Our brains are better at hearing new and approaching sounds than detecting when a sound disappears, according to a study published today and part-funded by the Wellcome Trust. The findings could explain why parents often fail to notice the sudden quiet from the playroom that usually accompanies the onset of mischief.
Hearing plays an important part as an early warning system to rapidly direct our attention to new events. Indeed, we often rely on sounds to alert us to things that are happening around us before we see them; for example, somebody walking into the room while our back is turned to the door. Yet little is known about how our brains make sense of the sounds happening around us and what makes us hear certain events while completely missing others.
Researchers at the UCL Ear Institute wanted to understand what makes certain sounds easily detectable while others go unnoticed. They created artificial 'soundscapes', comprising different ongoing sounds, and asked listeners to detect the onset or disappearance of different sound-objects within the melee.
Overall, the team found that listeners are remarkably tuned to detecting new sounds around them but are much less able to detect when a sound disappears. In busy sound environments, the participants missed more than half of the changes occurring around them, and the changes that were detected involved much longer reaction times. The effects were observed even in relatively simple soundscapes and didn't seem to be affected by volume.

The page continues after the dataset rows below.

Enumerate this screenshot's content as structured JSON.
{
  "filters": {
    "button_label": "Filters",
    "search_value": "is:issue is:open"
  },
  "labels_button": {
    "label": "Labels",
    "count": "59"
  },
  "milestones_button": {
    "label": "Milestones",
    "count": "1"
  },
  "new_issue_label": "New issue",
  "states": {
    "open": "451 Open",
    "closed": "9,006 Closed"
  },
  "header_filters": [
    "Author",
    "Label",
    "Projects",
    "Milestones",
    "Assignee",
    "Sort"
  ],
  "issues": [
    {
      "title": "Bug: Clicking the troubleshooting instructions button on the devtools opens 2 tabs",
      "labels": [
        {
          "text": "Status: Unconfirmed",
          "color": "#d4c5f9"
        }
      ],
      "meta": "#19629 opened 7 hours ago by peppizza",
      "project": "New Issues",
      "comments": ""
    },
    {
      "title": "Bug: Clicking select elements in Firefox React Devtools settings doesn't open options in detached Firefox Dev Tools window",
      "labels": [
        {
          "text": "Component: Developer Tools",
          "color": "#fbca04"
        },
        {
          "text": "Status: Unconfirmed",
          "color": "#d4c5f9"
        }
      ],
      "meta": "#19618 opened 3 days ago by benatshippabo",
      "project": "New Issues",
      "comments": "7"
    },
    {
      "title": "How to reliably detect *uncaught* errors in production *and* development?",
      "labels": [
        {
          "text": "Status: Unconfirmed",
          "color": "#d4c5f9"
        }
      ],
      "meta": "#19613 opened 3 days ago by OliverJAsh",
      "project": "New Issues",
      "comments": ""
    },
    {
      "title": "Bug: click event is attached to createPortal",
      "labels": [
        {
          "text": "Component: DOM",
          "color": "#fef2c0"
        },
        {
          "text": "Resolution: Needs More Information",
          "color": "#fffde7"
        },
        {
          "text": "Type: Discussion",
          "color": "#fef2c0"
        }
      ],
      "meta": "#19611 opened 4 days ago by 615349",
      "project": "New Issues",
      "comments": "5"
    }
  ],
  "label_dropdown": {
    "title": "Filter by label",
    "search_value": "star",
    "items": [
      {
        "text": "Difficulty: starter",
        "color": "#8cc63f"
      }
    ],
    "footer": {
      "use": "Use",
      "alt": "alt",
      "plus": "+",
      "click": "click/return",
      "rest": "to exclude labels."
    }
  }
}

Dr Maria Chait, who led the research at the UCL Ear Institute, said: "On the one hand, we might expect to be more sensitive to the appearance of new events. In terms of survival, it is clearly much more important to detect the arrival of a predator than one that has just disappeared.
"But this reasoning doesn't apply to other situations. Imagine walking in a forest with your friend behind you and suddenly having the sound of their footsteps disappear. Our results demonstrate that there are a large number of potentially urgent events to which we are fundamentally not sensitive. We refer to this phenomenon as 'disappearance blindness'."
The study also explored how resilient listeners are to scene interruptions. In busy scenes, such as those we often face in the world around us, important scene changes frequently coincide in time with other events. The study showed that even brief interruptions, such as a short 'beep' occurring at the same time as the change, are sufficient to make listeners fail to notice larger scene changes. It is thought this occurs because the interruption briefly captures our attention and prevents the information about the change from reaching our consciousness.
"Understanding what makes certain events pop out and grab attention while others pass by unnoticed is not only important for understanding how we perceive the world but also has important practical applications - for example, to aid the design of devices intended to help professionals such as air traffic controllers and pilots, who operate in environments where the detection of change is critical," added Dr Chait.
The study, which was funded by the Wellcome Trust and Deafness Research UK, was published today in the journal 'PLOS ONE'.